• _Required action_:
For the records below, say how many lines contain the string "Update". Give no other text.

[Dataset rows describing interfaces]
******

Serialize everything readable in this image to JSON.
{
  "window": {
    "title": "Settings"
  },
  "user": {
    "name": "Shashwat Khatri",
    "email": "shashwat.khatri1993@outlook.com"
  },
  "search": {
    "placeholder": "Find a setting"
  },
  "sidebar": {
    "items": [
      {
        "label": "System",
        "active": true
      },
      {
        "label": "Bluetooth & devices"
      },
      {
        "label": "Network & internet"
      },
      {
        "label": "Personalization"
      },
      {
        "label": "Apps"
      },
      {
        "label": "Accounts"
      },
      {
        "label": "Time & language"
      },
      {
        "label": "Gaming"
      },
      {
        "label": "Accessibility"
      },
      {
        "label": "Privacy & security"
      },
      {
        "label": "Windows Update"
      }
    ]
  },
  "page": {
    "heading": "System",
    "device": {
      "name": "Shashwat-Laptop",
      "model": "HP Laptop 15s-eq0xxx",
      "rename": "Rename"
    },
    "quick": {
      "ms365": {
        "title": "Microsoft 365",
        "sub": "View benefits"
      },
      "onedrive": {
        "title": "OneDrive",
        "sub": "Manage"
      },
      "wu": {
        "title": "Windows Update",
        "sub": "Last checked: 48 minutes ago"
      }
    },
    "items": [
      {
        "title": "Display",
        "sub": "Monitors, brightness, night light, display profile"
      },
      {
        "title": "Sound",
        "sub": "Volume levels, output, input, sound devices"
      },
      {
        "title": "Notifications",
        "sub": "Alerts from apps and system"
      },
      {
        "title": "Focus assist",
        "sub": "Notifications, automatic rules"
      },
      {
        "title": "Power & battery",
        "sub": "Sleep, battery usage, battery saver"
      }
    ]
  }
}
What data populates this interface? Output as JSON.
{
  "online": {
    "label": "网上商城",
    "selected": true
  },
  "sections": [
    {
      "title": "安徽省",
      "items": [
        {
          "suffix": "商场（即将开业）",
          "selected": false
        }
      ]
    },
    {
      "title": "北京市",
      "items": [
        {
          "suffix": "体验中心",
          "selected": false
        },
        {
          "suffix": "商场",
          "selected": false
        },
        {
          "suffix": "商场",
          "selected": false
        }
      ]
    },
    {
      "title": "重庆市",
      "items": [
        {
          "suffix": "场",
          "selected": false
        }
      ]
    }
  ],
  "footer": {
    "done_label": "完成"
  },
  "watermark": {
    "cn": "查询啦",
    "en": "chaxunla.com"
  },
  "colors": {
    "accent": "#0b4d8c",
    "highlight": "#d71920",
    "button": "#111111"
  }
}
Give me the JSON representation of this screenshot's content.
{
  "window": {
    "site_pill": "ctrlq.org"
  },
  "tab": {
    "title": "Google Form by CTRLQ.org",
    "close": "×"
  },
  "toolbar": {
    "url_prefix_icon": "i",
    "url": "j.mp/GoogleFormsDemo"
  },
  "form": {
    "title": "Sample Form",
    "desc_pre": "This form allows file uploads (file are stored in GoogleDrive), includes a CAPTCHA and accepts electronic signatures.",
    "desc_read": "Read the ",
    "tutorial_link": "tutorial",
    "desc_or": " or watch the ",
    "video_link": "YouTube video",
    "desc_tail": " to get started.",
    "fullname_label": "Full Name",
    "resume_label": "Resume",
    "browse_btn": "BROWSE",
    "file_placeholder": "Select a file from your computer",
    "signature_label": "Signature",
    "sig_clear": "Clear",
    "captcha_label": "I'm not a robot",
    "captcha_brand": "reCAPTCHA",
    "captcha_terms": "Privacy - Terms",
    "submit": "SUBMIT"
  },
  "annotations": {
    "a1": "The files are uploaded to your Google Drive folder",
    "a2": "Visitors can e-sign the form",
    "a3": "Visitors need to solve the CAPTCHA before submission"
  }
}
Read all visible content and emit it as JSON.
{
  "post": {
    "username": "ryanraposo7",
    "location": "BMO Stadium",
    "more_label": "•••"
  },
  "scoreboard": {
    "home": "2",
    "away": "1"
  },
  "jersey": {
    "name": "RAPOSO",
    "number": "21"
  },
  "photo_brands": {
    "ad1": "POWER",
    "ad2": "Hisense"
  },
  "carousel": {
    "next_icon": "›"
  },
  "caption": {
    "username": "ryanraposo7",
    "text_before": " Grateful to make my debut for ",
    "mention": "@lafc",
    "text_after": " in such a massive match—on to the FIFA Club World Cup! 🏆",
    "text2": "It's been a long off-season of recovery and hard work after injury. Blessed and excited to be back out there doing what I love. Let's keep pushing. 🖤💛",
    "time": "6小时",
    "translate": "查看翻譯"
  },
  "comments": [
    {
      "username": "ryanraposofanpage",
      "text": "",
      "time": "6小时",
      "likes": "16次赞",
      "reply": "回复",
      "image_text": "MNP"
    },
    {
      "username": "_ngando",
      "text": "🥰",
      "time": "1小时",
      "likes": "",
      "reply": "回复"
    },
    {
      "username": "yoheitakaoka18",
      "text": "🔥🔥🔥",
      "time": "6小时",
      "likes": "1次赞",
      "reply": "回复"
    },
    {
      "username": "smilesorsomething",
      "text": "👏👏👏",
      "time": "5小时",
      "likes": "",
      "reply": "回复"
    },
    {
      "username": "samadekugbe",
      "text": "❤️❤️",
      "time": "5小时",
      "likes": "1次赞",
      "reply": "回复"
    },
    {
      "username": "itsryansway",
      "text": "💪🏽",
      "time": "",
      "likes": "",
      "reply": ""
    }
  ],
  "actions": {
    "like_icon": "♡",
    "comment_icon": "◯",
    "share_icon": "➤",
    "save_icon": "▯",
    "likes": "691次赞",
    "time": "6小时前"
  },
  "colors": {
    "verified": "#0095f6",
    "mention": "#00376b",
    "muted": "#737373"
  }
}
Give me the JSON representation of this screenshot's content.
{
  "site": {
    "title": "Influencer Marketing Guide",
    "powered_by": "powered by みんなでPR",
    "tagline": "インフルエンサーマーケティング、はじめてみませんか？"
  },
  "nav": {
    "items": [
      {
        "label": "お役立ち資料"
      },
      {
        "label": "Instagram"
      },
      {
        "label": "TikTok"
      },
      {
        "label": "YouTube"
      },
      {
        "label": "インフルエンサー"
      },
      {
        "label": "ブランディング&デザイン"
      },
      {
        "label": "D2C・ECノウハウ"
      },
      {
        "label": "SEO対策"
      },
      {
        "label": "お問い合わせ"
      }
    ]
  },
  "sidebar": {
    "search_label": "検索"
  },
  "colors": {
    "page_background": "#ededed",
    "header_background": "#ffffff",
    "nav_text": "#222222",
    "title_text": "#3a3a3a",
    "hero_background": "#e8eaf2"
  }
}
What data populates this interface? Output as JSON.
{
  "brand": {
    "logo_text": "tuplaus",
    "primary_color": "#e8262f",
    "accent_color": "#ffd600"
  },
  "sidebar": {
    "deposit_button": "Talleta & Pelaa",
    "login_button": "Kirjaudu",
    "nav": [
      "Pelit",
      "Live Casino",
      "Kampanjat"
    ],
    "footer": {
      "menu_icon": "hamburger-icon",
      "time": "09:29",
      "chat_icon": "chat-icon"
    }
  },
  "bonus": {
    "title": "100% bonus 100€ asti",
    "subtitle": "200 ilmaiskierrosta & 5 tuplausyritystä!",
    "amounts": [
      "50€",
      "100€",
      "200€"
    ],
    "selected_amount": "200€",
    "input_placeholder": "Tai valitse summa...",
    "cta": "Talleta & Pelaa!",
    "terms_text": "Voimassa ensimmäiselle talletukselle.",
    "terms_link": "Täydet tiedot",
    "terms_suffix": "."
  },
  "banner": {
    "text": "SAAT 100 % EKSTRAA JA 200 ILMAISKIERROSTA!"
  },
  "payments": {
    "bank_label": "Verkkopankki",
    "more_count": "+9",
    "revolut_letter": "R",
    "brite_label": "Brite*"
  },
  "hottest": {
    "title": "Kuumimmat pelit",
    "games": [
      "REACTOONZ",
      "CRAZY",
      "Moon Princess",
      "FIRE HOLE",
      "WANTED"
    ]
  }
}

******

• _Response area_:
2